Thursday, February 7, 2013

"King of the Living Dead!"

It doesn't get much more pulp action horror overload than the final tale from the April - May '54 reprint issue of Eerie #15 (check the archive for "Werewolf of Warsham Manor!", "Subway Horror!" "Monster from the Pit" --plus other details about this issue's origins = COMPLETE ISSUE!) And speaking of Eerie, check out the new Wally Wood Crime & Horror book coming out later this month!



Mestiere said...

Glad to see that Communism was not preventing American tourists from visiting Hungary. Since Hungary doesn't have a coastline the American must have been taking a river cruise down the Danube.

On page six we learn that a face mask can prevent people from finding out you are twelve feet tall.

On page seven we find out zombies can drown in sewer water.

My apologies to Brian Barnes if I spoiled his fun again!

Karswell said...

I'm sure Brian will still have plenty to add...

Brian Barnes said...

Gadzooks, I have a rep!

Did the artist have one eye? You could teach a "what not to do" class on the perspective problems in the art, and what is more interesting is how good the artist is at drawing the city, and how lovingly s/he draws trash cans, and yet can't be bothered to draw a proper hypodermic needle (unless the art was replaced for some reason.)

Add in the casual sexism "World famous ballerina, pfft, I have toast to make for my husband!" and my favorite panel where they want to say it's a river of poop -- up to his neck! -- but have to dance around it with "indescribable filth", then you have one crazy tale.

Even more odd, though, is the scratchy shading it is pretty unique, and pretty cool. I think we are looking at a landscape artist that tried his hand in comics, there's talent, but it's so focused on architecture and brush technique, and just terrible at other things.

Mr. Cavin said...

Bad spots or not, the art shines like hell here and there. That second panel of page two is fantastic and evocative, for example; and the last panel of that page needs to be on the cover of a collection some day.

Turok1952 said...

Yes, so true, plus there is the panel at the bottom of a page where Mr. Austen's face is half blacked out. The most fubar thing I noticed, though, is the great disparity of head sizes. Is that what going to "the brink of hell" does to perspective?

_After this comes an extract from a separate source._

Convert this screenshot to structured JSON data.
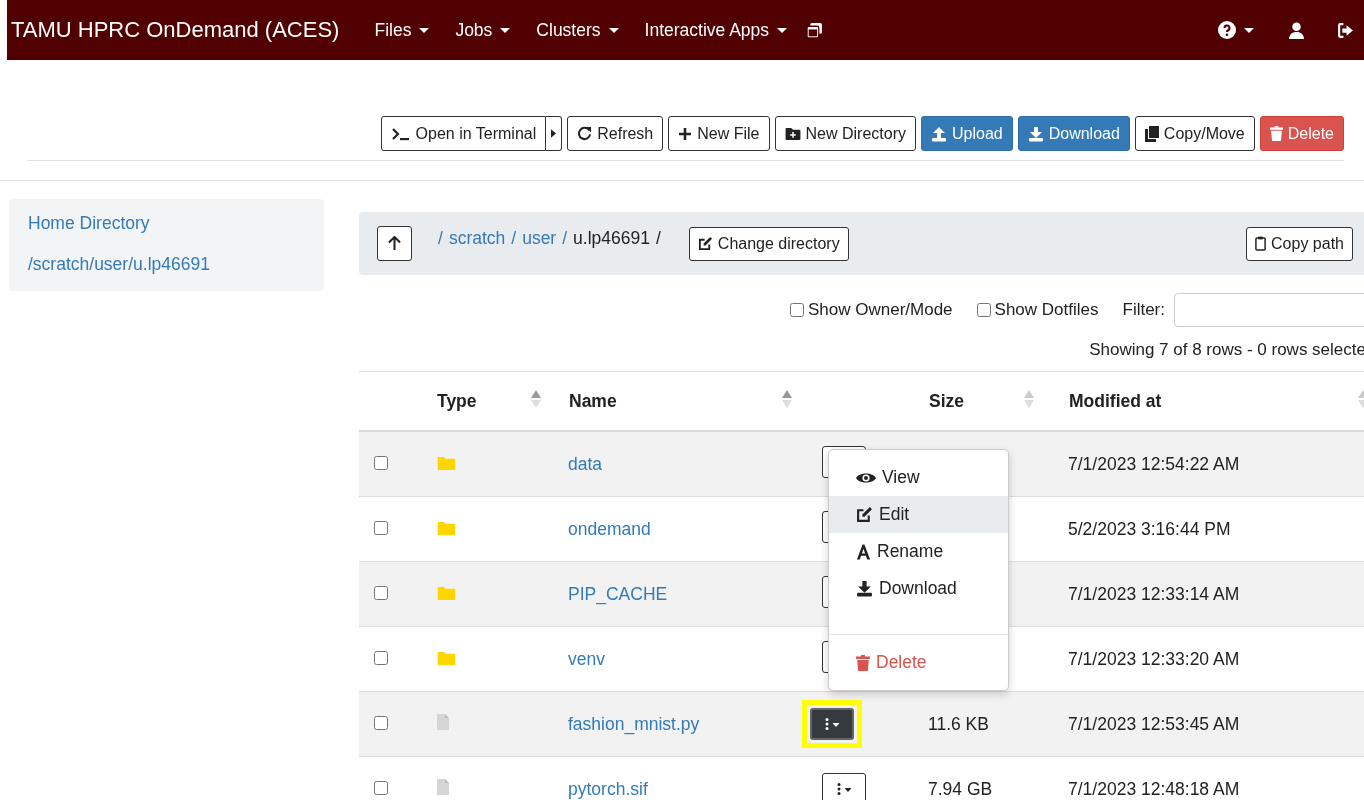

This is a wunderbar tale, though, and after all, it's a simile which draws a compsrison of the King and his zombies with the Commissar and the Secret Police. Of course, the rescuer was a virile American male and the damsel a victim of the Reds.

This is a great tale. Hoo-rah!

Trevor M said...

Good comments getting to the heart of this tale's merits/faults (which are one in the same!) I've developed an appreciation for haphazard illustration like this. It's almost like comic book folk art. Those head scales are just plain bizarre here. That splash is really quite effective and disturbing because of it. But by the time you get to panel 3 on page 7, it's quite clear that it's not exactly an artistic genius at work, but somebody who just doesn't seem to have a handle on a lot of stuff. Which makes it oddly compelling -- as if he succeeds greatly here and there in spots in spite of himself! Thanks for posting this one, Karswell.

Mr. Cavin said...

Daaang. I don't have any problem whatsoever with this incorrect proportionality you guys keep mentioning. There certainly is something to be said about the pretty clever way this illustrator has mostly made these "mistakes" in places where they happen to convey more in the way of hostility and mood. Frequently the exciting and creepy elements of these panels are drawn out of proportion with the mundane elements--elements often getting crushed or blacked out of the very panel--and that strikes me as a reasonable fidelity to the emotional, rather than the technical, impact of what is happening in the story.

Karswell said...

I don't think that's a hypodermic needle in the splash, obviously it's one of those black head acne suckers.

Hope to get the posts more on track this month, super busy lately with work and some other projects. As always, thanks for the comments.

sfdoomed said...

Man, the comments here are just as fun to see as the story and the artwork!

I have to agree with Mr. Cavin on the last panel for the second page; that totally caught my attention and I was thinking how great it would be as a glow in the dark poster or something.

I was also wondering about how the monster would be regular sized in one panel, and then a giant in the next. The splash page is the best.

Thanks as always for the efforts, Karswell.